When I listened to it first it was Desmond Dekker's version that I heard. But when Iistened to the Beatles' version, if you were not a person that is educated about music you could have easily thought that was a Jamaican group singing. You would have thought it was someone in Jamaica, the way they were singing about the market downtown. We're just bringing it forward to show how huge reggae music is, for even the Beatles to be singing on a reggae vibe.

How do you come up with a good dance song? Do you develop it with a choreographer?

I just look around or I'm on the Internet looking at different dances and dancers. Sometimes I just envision things in my head. Here in Jamaica, you have dancers who create dances. If you are a good composer, you're going to maybe have a hit song telling people just how the dance is done. Everyone is going to do the dance to your song. A song like "Bruk it Down," or "Party Tun Up," I'm just envisioning what will make females go crazy. Sometimes it's just a fiction I have in my mind, sometimes it's things I see in reality.
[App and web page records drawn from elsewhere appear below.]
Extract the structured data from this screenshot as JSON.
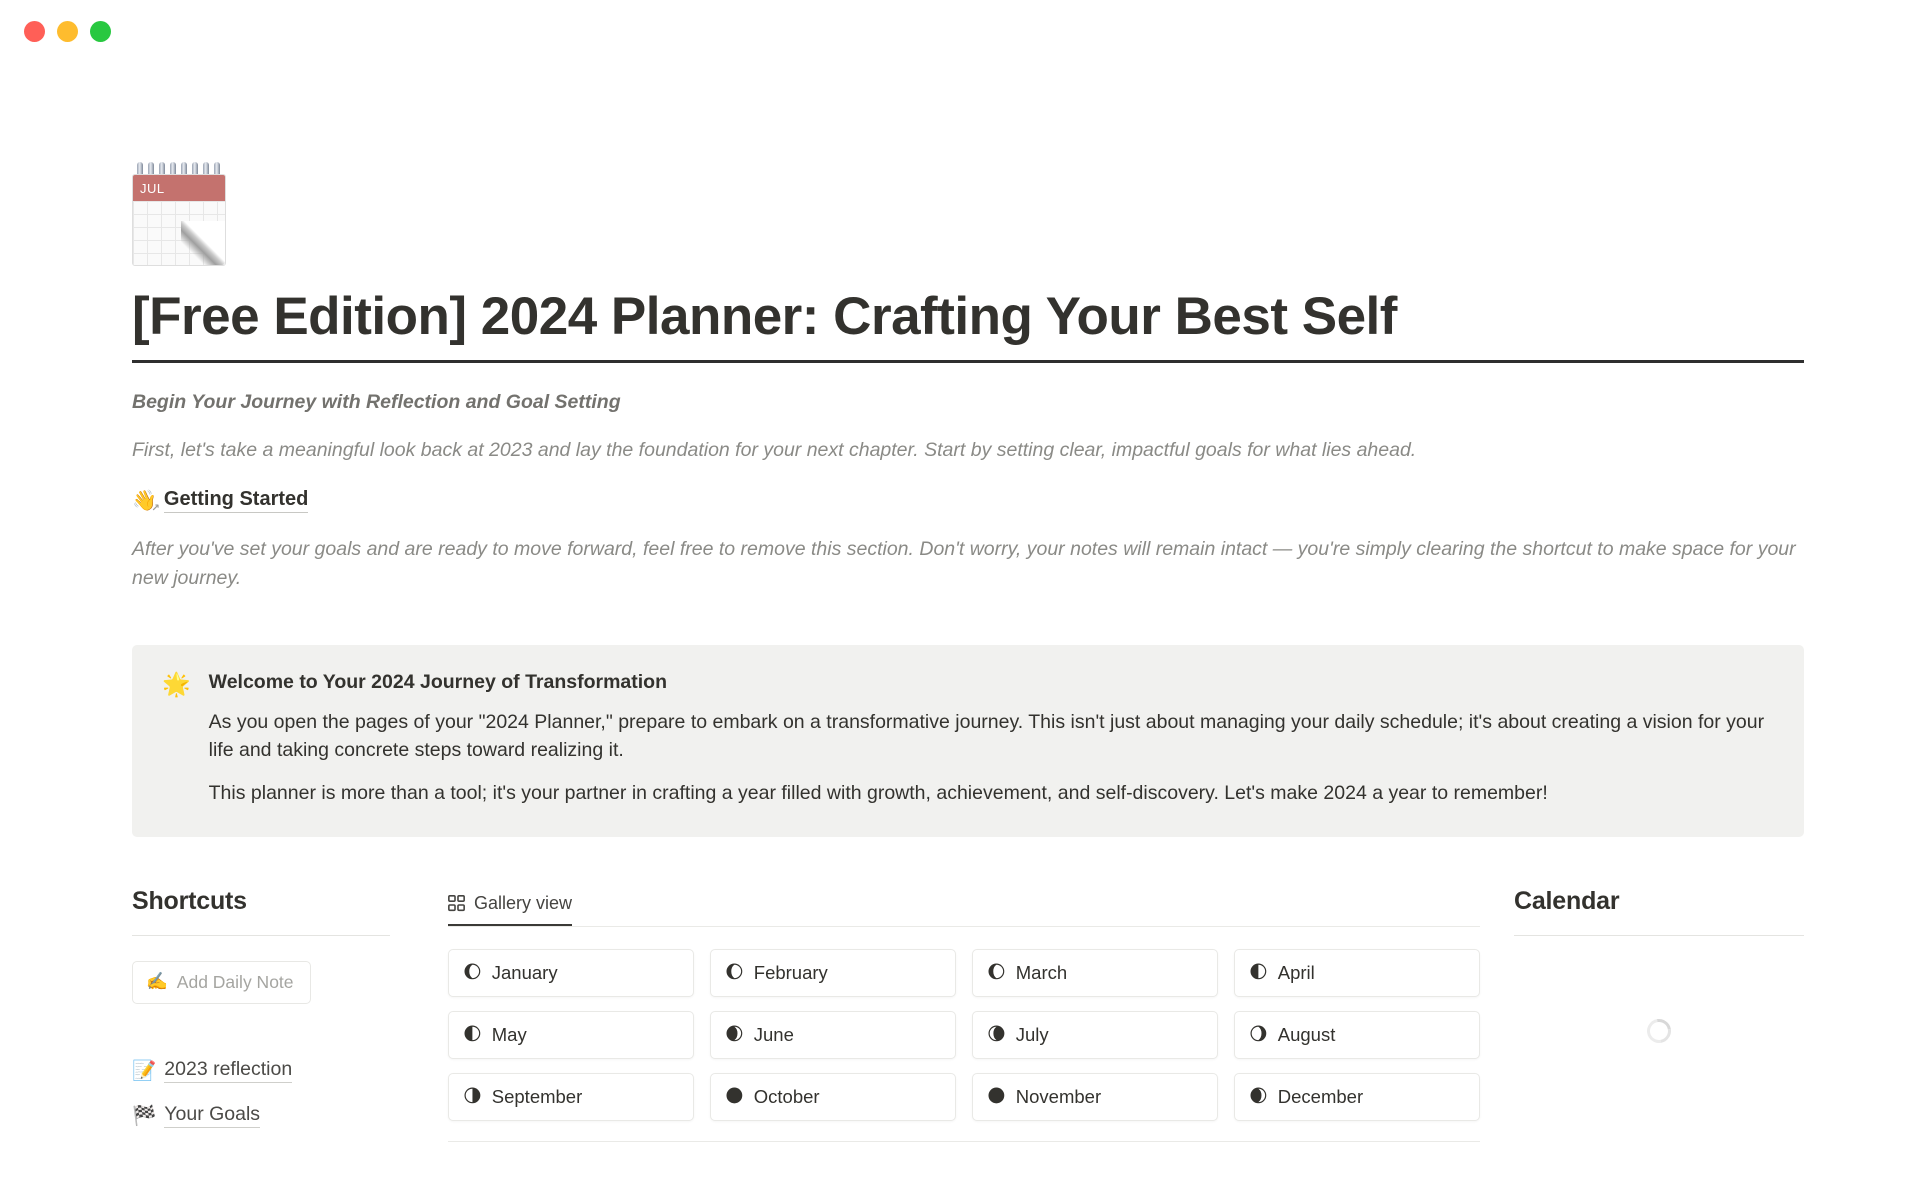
{
  "window": {
    "traffic_lights": [
      {
        "name": "close",
        "color": "#ff5f57"
      },
      {
        "name": "minimize",
        "color": "#febc2e"
      },
      {
        "name": "zoom",
        "color": "#28c840"
      }
    ]
  },
  "page": {
    "icon": "tear-off-calendar",
    "icon_month_label": "JUL",
    "title": "[Free Edition] 2024 Planner: Crafting Your Best Self",
    "subtitle": "Begin Your Journey with Reflection and Goal Setting",
    "intro_paragraph": "First, let's take a meaningful look back at 2023 and lay the foundation for your next chapter. Start by setting clear, impactful goals for what lies ahead.",
    "getting_started": {
      "emoji": "👋",
      "label": "Getting Started"
    },
    "note_paragraph": "After you've set your goals and are ready to move forward, feel free to remove this section. Don't worry, your notes will remain intact — you're simply clearing the shortcut to make space for your new journey."
  },
  "callout": {
    "emoji": "🌟",
    "background": "#f1f1ef",
    "title": "Welcome to Your 2024 Journey of Transformation",
    "paragraph_1": "As you open the pages of your \"2024 Planner,\" prepare to embark on a transformative journey. This isn't just about managing your daily schedule; it's about creating a vision for your life and taking concrete steps toward realizing it.",
    "paragraph_2": "This planner is more than a tool; it's your partner in crafting a year filled with growth, achievement, and self-discovery. Let's make 2024 a year to remember!"
  },
  "shortcuts": {
    "heading": "Shortcuts",
    "add_daily_note": {
      "emoji": "✍️",
      "label": "Add Daily Note"
    },
    "links": [
      {
        "emoji": "📝",
        "label": "2023 reflection"
      },
      {
        "emoji": "🏁",
        "label": "Your Goals"
      }
    ]
  },
  "gallery": {
    "tab": {
      "icon": "grid-view-icon",
      "label": "Gallery view",
      "active": true
    },
    "months": [
      {
        "emoji": "🌔",
        "label": "January"
      },
      {
        "emoji": "🌔",
        "label": "February"
      },
      {
        "emoji": "🌔",
        "label": "March"
      },
      {
        "emoji": "🌓",
        "label": "April"
      },
      {
        "emoji": "🌓",
        "label": "May"
      },
      {
        "emoji": "🌒",
        "label": "June"
      },
      {
        "emoji": "🌘",
        "label": "July"
      },
      {
        "emoji": "🌖",
        "label": "August"
      },
      {
        "emoji": "🌗",
        "label": "September"
      },
      {
        "emoji": "🌑",
        "label": "October"
      },
      {
        "emoji": "🌑",
        "label": "November"
      },
      {
        "emoji": "🌒",
        "label": "December"
      }
    ]
  },
  "calendar": {
    "heading": "Calendar",
    "state": "loading"
  }
}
What is the difference, as a singer, between making reggae and dancehall?

The reggae side of the album took over one year to put together. It has to be properly mixed by a great engineer. It can't just be put into a Pro Tools and EQ'ed. A dancehall track you could basically cut a beat from somewhere, or play something and loop it. You can't loop a reggae track that is live. You have to play from start to finish.

If you could show us one thing that makes Jamaica sweet what would it be?
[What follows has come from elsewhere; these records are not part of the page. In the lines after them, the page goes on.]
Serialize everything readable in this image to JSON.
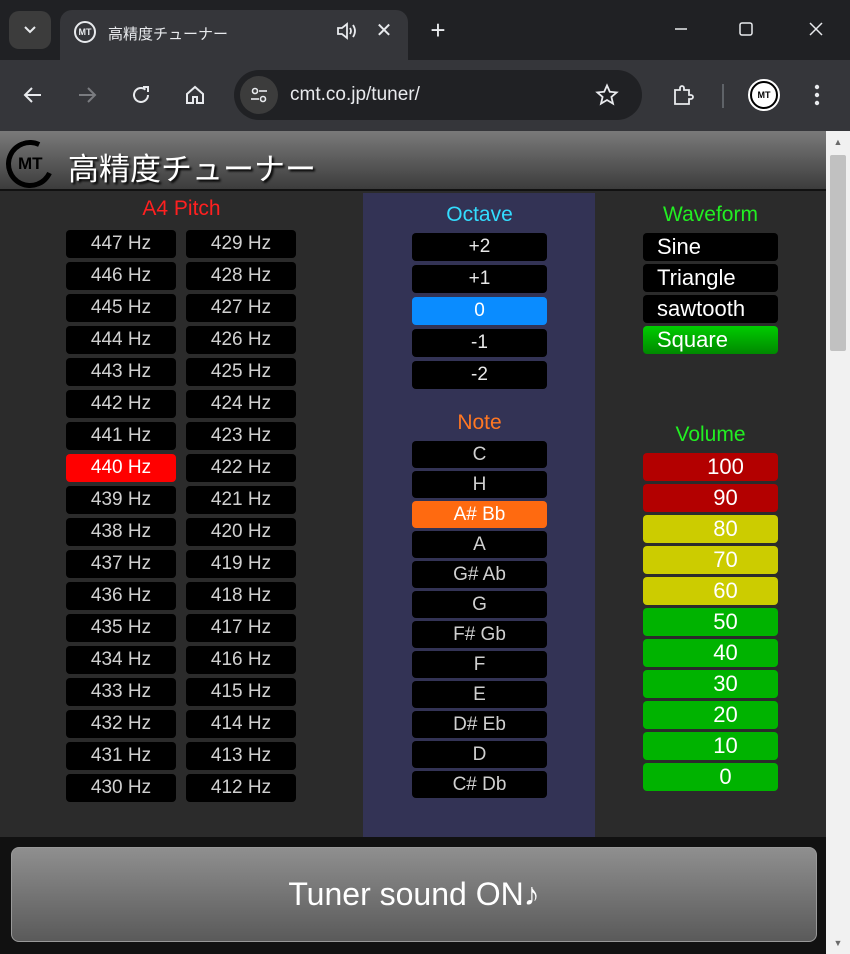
{
  "browser": {
    "tab_title": "高精度チューナー",
    "favicon_text": "MT",
    "url": "cmt.co.jp/tuner/",
    "new_tab_symbol": "+",
    "close_symbol": "✕"
  },
  "header": {
    "logo_text": "MT",
    "title": "高精度チューナー"
  },
  "a4_pitch": {
    "title": "A4 Pitch",
    "title_color": "#ff2020",
    "selected": "440 Hz",
    "selected_color": "#ff0000",
    "left_column": [
      "447 Hz",
      "446 Hz",
      "445 Hz",
      "444 Hz",
      "443 Hz",
      "442 Hz",
      "441 Hz",
      "440 Hz",
      "439 Hz",
      "438 Hz",
      "437 Hz",
      "436 Hz",
      "435 Hz",
      "434 Hz",
      "433 Hz",
      "432 Hz",
      "431 Hz",
      "430 Hz"
    ],
    "right_column": [
      "429 Hz",
      "428 Hz",
      "427 Hz",
      "426 Hz",
      "425 Hz",
      "424 Hz",
      "423 Hz",
      "422 Hz",
      "421 Hz",
      "420 Hz",
      "419 Hz",
      "418 Hz",
      "417 Hz",
      "416 Hz",
      "415 Hz",
      "414 Hz",
      "413 Hz",
      "412 Hz"
    ]
  },
  "octave": {
    "title": "Octave",
    "title_color": "#33ddff",
    "options": [
      "+2",
      "+1",
      "0",
      "-1",
      "-2"
    ],
    "selected": "0",
    "selected_color": "#0a8cff"
  },
  "note": {
    "title": "Note",
    "title_color": "#ff7722",
    "options": [
      "C",
      "H",
      "A# Bb",
      "A",
      "G# Ab",
      "G",
      "F# Gb",
      "F",
      "E",
      "D# Eb",
      "D",
      "C# Db"
    ],
    "selected": "A# Bb",
    "selected_color": "#ff6a10"
  },
  "waveform": {
    "title": "Waveform",
    "title_color": "#22ee22",
    "options": [
      "Sine",
      "Triangle",
      "sawtooth",
      "Square"
    ],
    "selected": "Square",
    "selected_color": "#00aa00"
  },
  "volume": {
    "title": "Volume",
    "title_color": "#22ee22",
    "levels": [
      {
        "label": "100",
        "color": "#b30000"
      },
      {
        "label": "90",
        "color": "#b30000"
      },
      {
        "label": "80",
        "color": "#cccc00"
      },
      {
        "label": "70",
        "color": "#cccc00"
      },
      {
        "label": "60",
        "color": "#cccc00"
      },
      {
        "label": "50",
        "color": "#00b300"
      },
      {
        "label": "40",
        "color": "#00b300"
      },
      {
        "label": "30",
        "color": "#00b300"
      },
      {
        "label": "20",
        "color": "#00b300"
      },
      {
        "label": "10",
        "color": "#00b300"
      },
      {
        "label": "0",
        "color": "#00b300"
      }
    ]
  },
  "sound_button": {
    "label": "Tuner sound ON♪"
  }
}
Just coming to Jamaica to be a part of a live audience at a live concert on a good reggae night with Beres Hammond and Barrington Levy. It's something that you would love to be a part of. You can go a few yards from where you're standing and get some jerk chicken and some good Jamaican food. You would have to be here to get that atmosphere. It's different when you see a reggae artist outside of Jamaica. It's what's in the air, the smell of the air.
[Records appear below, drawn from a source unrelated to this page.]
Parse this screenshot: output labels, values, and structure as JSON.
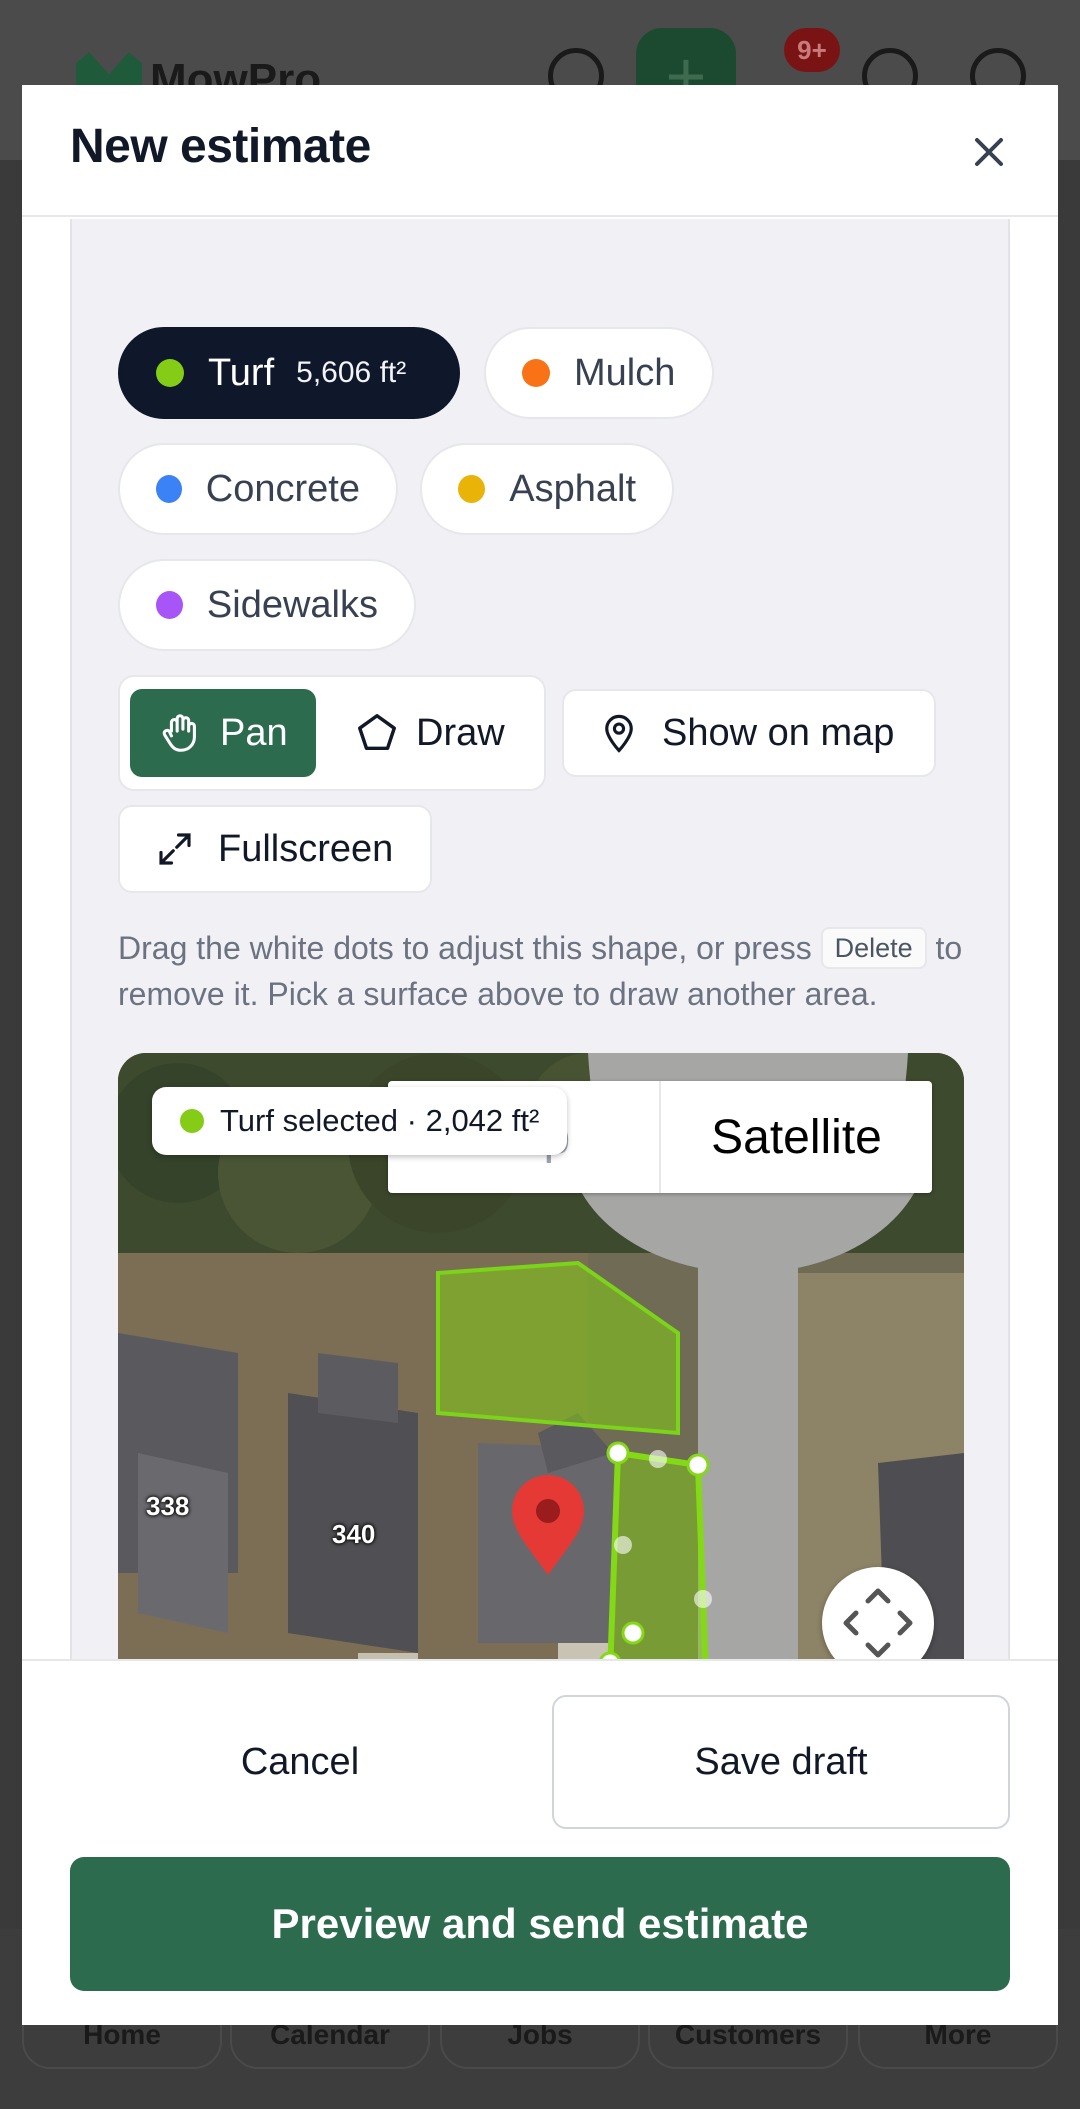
{
  "app": {
    "brand": "MowPro",
    "notification_count": "9+",
    "nav": [
      "Home",
      "Calendar",
      "Jobs",
      "Customers",
      "More"
    ]
  },
  "modal": {
    "title": "New estimate",
    "surfaces": [
      {
        "label": "Turf",
        "area": "5,606 ft²",
        "color": "#84cc16",
        "selected": true
      },
      {
        "label": "Mulch",
        "color": "#f97316",
        "selected": false
      },
      {
        "label": "Concrete",
        "color": "#3b82f6",
        "selected": false
      },
      {
        "label": "Asphalt",
        "color": "#eab308",
        "selected": false
      },
      {
        "label": "Sidewalks",
        "color": "#a855f7",
        "selected": false
      }
    ],
    "tools": {
      "pan": "Pan",
      "draw": "Draw",
      "show_on_map": "Show on map",
      "fullscreen": "Fullscreen",
      "active": "pan"
    },
    "hint": {
      "before": "Drag the white dots to adjust this shape, or press",
      "key": "Delete",
      "after": "to remove it. Pick a surface above to draw another area."
    },
    "map": {
      "selection_badge": "Turf selected · 2,042 ft²",
      "map_type_options": [
        "Map",
        "Satellite"
      ],
      "map_type_selected": "Satellite",
      "house_numbers": [
        "338",
        "340"
      ]
    }
  },
  "footer": {
    "cancel": "Cancel",
    "save_draft": "Save draft",
    "primary": "Preview and send estimate"
  },
  "colors": {
    "accent": "#2d6b4f",
    "active_chip": "#0f172a",
    "turf": "#84cc16"
  }
}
Now that you've done your research, what do you think is the greatest song in Jamaican history?

Ooh. The greatest song in our history is basically "One Love" from Bob

Marley. Arguably that is one of our biggest songs. That's my opinion.

When someone from Jamaica is telling the whole world, "One Love," you

can't beat that.

Best of the Best Concert. With Mr. Vegas, DJ Khaled, Ace Hood, Meek Mill, French Montana, 2 Chainz, and others. Sunday, May 27. Bicentennial Park, 1075 Biscayne Blvd., Miami. General admission tickets cost $44.95 plus fees. Call 305-498-9488 or visit bestofthebestconcert.com.

Follow Crossfade on Facebook and Twitter @Crossfade_SFL.

Keep Miami New Times Free... Since we started Miami New Times, it has been defined as the free, independent voice of Miami, and we would like to keep it that way. Offering our readers free access to incisive coverage of local news, food and culture. Producing stories on everything from political scandals to the hottest new bands, with gutsy reporting, stylish writing, and staffers who've won everything from the Society of Professional Journalists' Sigma Delta Chi feature-writing award to the Casey Medal for Meritorious Journalism. But with local journalism's existence under siege and advertising revenue setbacks having a larger impact, it is important now more than ever for us to rally support behind funding our local journalism. You can help by participating in our "I Support" membership program, allowing us to keep covering Miami with no paywalls.

We use cookies to collect and analyze information on site performance and usage, and to enhance and customize content and advertisements. By clicking 'X' or continuing to use the site, you agree to allow cookies to be placed. To find out more, visit our cookies policy and our privacy policy.


Join the New Times community and help support independent local journalism in Miami.


Join the New Times community and help support independent local journalism in Miami.